The BBC reports on the newest environmental plague to hit Siberia: smelly orange and (yes) yellow snow—but not the kind you’re used to. Something way grosser.
Oily yellow and orange snowflakes fell over an area of more than 1,500sq km (570sq miles) in the Omsk region on Wednesday [31 Jan], Russian officials said. Chemical tests were under way to determine the cause, they said. Residents have been advised not to use the snow for household tasks or let animals graze on it.
“So far we cannot explain the snow, which is oily to the touch and has a pronounced rotten smell,” said Omsk environmental prosecutor Anton German, quoted by the Russian news agency Itar-Tass on Thursday. “We are waiting for the results of a thorough test on samples.”
But Vladimir Gurzhey, an official with the civil defence ministry in Omsk, told the Russia TV channel that the snow had four times the normal levels of iron in it. The TV also reported that coloured snow had fallen in the neighbouring regions of Tomsk and Tyumen. Omsk, in western Siberia, is a centre of Russia’s oil industry.

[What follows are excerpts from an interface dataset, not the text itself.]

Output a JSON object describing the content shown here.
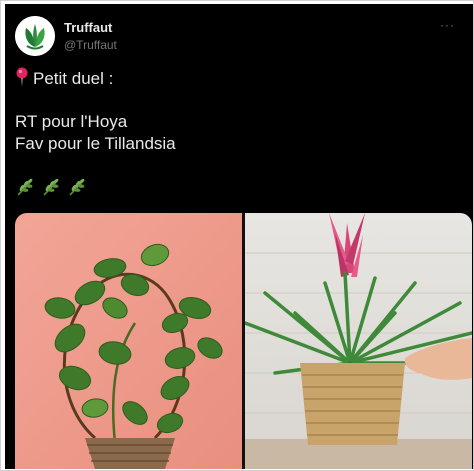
{
  "tweet": {
    "author_name": "Truffaut",
    "author_handle": "@Truffaut",
    "more_label": "···",
    "avatar_icon": "truffaut-leaf-logo",
    "lines": {
      "l1": "Petit duel :",
      "l2": "RT pour l'Hoya",
      "l3": "Fav pour le Tillandsia"
    },
    "line1_icon": "round-pushpin-icon",
    "sprout_icon": "herb-icon",
    "media": {
      "left_image": "hoya-plant-photo",
      "right_image": "tillandsia-plant-photo"
    }
  },
  "colors": {
    "background": "#000000",
    "text": "#e7e9ea",
    "secondary_text": "#71767b",
    "brand_green": "#2e8b3e"
  }
}
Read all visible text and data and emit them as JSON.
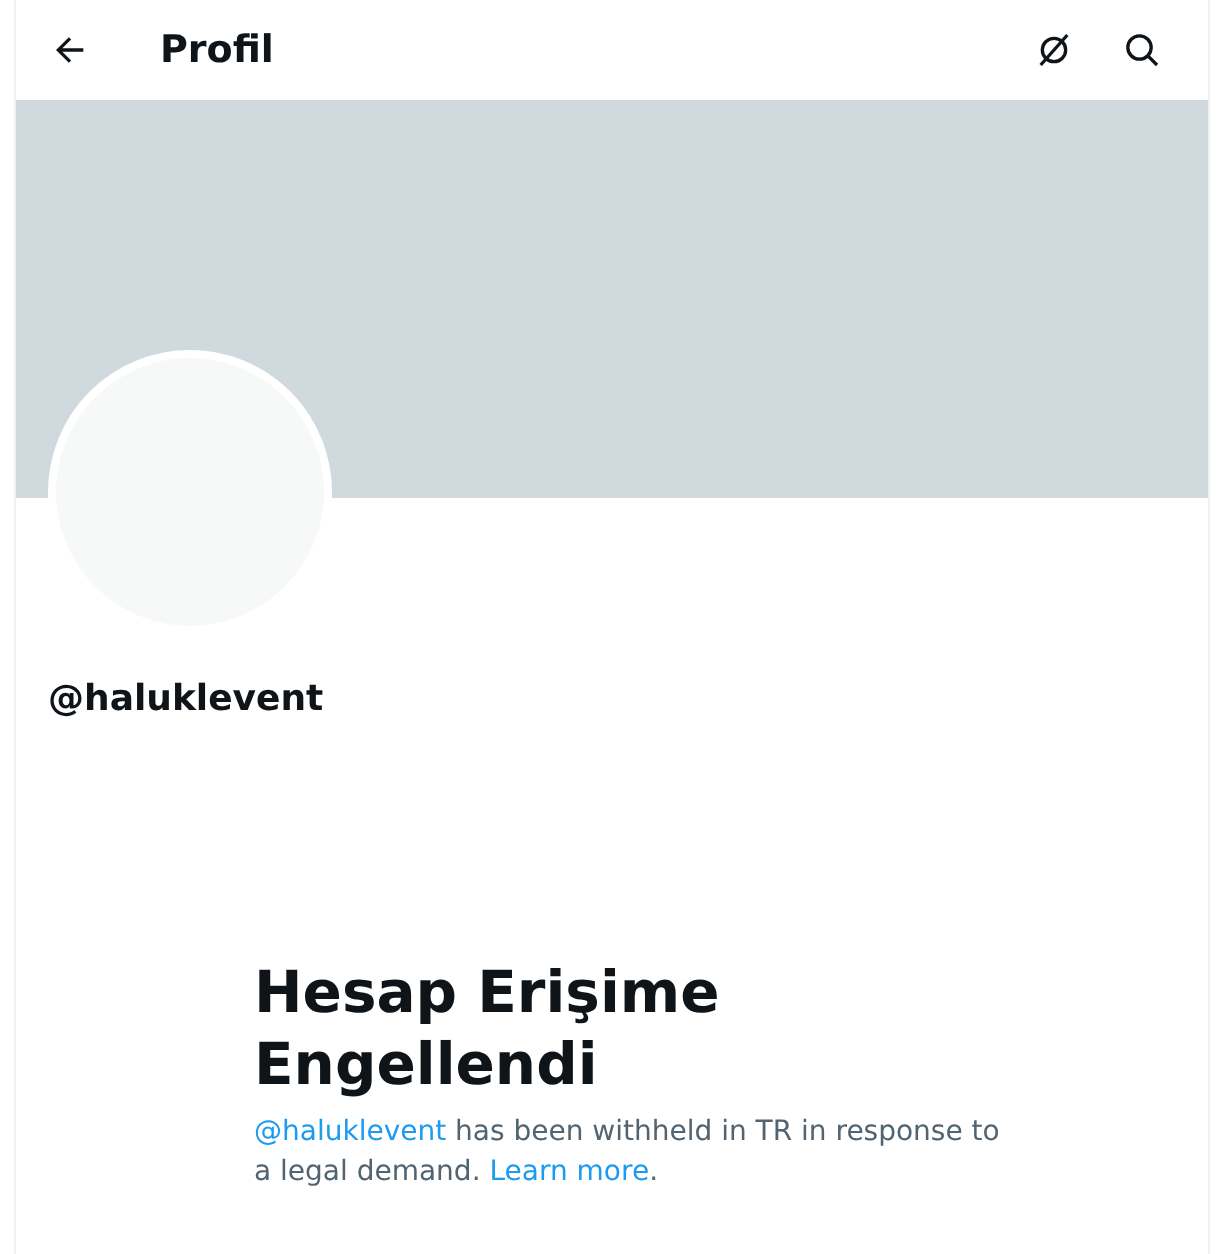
{
  "header": {
    "title": "Profil"
  },
  "profile": {
    "username": "@haluklevent"
  },
  "notice": {
    "title": "Hesap Erişime Engellendi",
    "message": [
      {
        "kind": "link",
        "text": "@haluklevent"
      },
      {
        "kind": "text",
        "text": " has been withheld in TR in response to a legal demand. "
      },
      {
        "kind": "link",
        "text": "Learn more"
      },
      {
        "kind": "text",
        "text": "."
      }
    ]
  }
}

About 27,000 people live in the areas affected by the snow, Russian officials said.